- Nathan Mantua, University of Washington, Climate Impacts Group
- Peter Lawson, NOAA Fisheries/Newport Lab
- Robert Francis, University of Washington, Climate Impacts Group and School of Aquatic and Fishery Sciences
- Vera Agostini, University of Washington, Climate Impacts Group and School of Aquatic and Fishery Sciences
Marine survival rates for Oregon coho salmon are influenced by several sequential environmental processes that affect coastal ocean food webs:
- Winter climate prior to smolt migration from rivers to the ocean;
- Date of occurrence of the “spring transition”, the period when alongshore winds (off the Pacific Northwest (PNW) coast) shift from being mostly northward to mostly southward;
- Total coastal upwelling during the spring;
- Ocean conditions during the maturing cohos’ only winter at sea.
By monitoring conditions during each cohort’s lifecycle, we can provide an experimental forecast of Oregon coho marine survival rates.
|Environmental Index||Observed Condition||Relative Condition||Implication for coho marine survival|
|Oregon Coastal Sea Surface Temperature, January-February-March 2003||10.8° C||Above Average||
|Spring Transition Date, 2003||Day 112||About 22 days later than average||UNFAVORABLE|
|Neah Bay Coastal Sea Level (proxy for upwelling and alongshore transport), April-May-June 2003||-60.8 mm||About average||NEUTRAL|
|Oregon Coastal Sea Surface Temperature, January-February-March 2004||10.5° C||A little above average||Slightly
Issue date: April 23, 2004 (updated from March 2004)
FORECAST RETURN RATE FOR ADULTS RETURNING FALL 2004: 1%
The original forecast return rate of 2% (issued March 2004) has been updated to reflect warmer January-March 2004 Oregon coastal sea surface temperatures.
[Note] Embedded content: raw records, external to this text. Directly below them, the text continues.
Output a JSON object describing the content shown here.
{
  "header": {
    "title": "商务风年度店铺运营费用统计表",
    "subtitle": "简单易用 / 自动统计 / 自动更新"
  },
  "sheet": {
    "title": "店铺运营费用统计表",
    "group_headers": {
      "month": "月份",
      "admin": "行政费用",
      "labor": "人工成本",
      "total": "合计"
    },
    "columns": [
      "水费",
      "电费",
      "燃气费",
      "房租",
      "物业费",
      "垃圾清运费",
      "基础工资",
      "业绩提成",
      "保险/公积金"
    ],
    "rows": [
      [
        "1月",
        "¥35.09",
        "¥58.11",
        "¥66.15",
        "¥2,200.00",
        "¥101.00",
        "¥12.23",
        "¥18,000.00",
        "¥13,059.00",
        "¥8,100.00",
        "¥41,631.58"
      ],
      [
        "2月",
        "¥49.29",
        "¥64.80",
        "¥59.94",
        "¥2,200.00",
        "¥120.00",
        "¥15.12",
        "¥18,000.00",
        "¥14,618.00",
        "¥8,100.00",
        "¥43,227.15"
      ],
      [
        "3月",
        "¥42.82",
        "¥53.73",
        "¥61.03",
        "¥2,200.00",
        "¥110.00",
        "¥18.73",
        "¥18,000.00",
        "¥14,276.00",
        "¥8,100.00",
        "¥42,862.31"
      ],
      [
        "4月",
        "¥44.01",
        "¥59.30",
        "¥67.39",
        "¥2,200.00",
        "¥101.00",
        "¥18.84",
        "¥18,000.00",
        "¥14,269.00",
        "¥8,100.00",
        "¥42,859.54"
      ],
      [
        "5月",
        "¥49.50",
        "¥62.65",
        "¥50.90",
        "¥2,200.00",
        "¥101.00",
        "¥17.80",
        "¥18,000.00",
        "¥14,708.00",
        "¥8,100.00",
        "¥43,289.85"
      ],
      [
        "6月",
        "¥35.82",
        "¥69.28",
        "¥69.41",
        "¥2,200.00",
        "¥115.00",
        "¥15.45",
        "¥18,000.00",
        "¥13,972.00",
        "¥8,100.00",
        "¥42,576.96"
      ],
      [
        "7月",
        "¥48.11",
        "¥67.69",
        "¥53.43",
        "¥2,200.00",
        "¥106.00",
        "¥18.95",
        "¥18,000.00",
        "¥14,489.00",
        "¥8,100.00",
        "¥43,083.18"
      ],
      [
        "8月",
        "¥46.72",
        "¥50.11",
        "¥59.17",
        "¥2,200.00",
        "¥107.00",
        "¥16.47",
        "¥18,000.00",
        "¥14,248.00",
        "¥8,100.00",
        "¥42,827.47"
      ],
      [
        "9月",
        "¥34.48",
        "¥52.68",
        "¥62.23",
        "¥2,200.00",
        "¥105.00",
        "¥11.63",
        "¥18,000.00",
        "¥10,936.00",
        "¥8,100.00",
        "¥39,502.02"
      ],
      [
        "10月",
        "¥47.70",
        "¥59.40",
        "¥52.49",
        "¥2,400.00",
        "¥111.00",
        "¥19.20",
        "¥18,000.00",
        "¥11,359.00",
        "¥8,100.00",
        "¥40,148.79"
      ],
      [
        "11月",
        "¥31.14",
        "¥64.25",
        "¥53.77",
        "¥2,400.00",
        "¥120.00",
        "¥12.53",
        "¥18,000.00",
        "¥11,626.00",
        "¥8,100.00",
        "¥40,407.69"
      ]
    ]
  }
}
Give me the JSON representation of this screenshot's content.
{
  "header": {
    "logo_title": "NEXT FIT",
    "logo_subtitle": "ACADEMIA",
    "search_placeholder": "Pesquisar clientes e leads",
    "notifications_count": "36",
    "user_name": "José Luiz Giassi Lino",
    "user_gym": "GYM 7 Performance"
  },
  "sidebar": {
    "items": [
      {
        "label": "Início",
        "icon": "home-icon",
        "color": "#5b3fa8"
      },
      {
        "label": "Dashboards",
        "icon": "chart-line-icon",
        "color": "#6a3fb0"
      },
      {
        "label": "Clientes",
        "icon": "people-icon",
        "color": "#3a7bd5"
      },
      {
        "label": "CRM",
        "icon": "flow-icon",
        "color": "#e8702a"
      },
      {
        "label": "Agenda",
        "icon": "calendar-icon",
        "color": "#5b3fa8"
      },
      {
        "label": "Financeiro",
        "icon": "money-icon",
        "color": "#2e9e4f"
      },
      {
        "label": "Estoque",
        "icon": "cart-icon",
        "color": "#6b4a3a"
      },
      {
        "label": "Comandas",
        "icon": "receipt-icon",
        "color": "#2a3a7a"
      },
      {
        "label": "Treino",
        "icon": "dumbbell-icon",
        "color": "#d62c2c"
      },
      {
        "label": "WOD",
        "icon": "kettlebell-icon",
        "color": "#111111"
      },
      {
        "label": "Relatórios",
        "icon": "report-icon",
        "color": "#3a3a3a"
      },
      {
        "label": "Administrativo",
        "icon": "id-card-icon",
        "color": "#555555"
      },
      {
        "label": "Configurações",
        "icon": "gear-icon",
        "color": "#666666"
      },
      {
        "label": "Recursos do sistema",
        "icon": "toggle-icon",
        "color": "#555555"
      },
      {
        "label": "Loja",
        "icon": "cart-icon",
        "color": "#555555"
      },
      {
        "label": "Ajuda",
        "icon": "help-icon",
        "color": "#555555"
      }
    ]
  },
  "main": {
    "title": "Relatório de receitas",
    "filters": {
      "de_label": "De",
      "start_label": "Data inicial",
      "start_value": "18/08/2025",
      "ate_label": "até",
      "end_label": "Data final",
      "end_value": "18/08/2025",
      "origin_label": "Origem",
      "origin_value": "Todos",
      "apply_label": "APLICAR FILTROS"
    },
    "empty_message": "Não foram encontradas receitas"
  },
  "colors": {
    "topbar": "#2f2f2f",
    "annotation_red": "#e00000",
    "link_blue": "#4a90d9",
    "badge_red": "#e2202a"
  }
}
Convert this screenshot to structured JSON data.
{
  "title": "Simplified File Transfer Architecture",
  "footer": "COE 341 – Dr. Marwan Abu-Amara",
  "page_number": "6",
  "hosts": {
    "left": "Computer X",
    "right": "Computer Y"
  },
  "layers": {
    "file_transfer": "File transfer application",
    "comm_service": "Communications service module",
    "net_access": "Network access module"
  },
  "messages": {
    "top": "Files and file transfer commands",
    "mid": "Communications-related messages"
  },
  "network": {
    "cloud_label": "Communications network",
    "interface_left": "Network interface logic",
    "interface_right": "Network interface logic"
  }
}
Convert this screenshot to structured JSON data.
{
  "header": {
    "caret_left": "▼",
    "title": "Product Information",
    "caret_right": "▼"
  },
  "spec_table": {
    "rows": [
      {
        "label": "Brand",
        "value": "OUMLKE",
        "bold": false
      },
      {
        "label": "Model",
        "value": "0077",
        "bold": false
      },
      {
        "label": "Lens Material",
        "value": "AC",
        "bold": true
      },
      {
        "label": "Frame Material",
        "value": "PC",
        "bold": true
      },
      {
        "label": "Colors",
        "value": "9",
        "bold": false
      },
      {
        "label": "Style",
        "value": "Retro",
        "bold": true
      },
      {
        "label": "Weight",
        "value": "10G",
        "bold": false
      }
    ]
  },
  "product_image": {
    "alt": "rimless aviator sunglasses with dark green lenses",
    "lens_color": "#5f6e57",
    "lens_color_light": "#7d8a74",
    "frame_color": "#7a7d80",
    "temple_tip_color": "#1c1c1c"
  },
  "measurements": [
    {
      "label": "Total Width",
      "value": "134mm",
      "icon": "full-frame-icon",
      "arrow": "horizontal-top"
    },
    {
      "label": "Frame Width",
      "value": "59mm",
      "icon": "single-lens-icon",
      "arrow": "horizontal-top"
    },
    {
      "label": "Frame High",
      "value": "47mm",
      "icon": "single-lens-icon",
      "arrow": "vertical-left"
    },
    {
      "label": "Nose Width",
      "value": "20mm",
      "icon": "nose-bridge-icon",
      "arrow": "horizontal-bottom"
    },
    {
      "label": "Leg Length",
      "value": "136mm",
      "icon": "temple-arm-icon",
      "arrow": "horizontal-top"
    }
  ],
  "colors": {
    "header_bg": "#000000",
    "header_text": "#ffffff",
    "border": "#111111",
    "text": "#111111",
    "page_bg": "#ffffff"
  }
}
The preliminary forecast was based on January temperature only (10.3 degrees C). The observed Jan-March temperature mean was 10.5 degrees C.
Next Forecast Update
The early long-lead forecast for 2005 adult returns will be available in September 2004 (requires a forecast for January-February-March 2005 Oregon coastal sea surface temperatures).
Past Forecast Performance
|Coho Returns (Year)||
not available at this time
See Figure 1 for the model’s performance at hindcasting for the period 1969-1998.
To better understand and predict Oregon coho marine survival, we developed a conceptual model (Figure 2) of key environmental processes that influence coastal ocean food webs and ultimately marine survival rates for Oregon coho salmon. The key processes are sequential:
- winter climate prior to smolt migration from rivers to the ocean;
- date of occurrence of the spring transition, when alongshore winds (off the PNW coast) shift from being mostly northward to mostly southward;
- total coastal upwelling during the spring;
- ocean conditions during the maturing cohos’ only winter at sea.
We then parameterized a general additive model (GAM) with Oregon Production Index (OPI) coho smolt-to-adult survival estimates from 1970-2001 and the environmental processes listed above. For the model training period (smolt year data from 1969-2000), the GAM explained 75% of the variance in observed OPI smolt-to-adult survival rates.
Logerwell, E. A., N. J. Mantua, P. Lawson, R. C. Francis, and V. Agostini. 2003. Tracking environmental processes in the coastal zone for understanding and predicting Oregon coho (Oncorhynchus kisutch) marine survival. Fisheries Oceanography 12(3):1-15.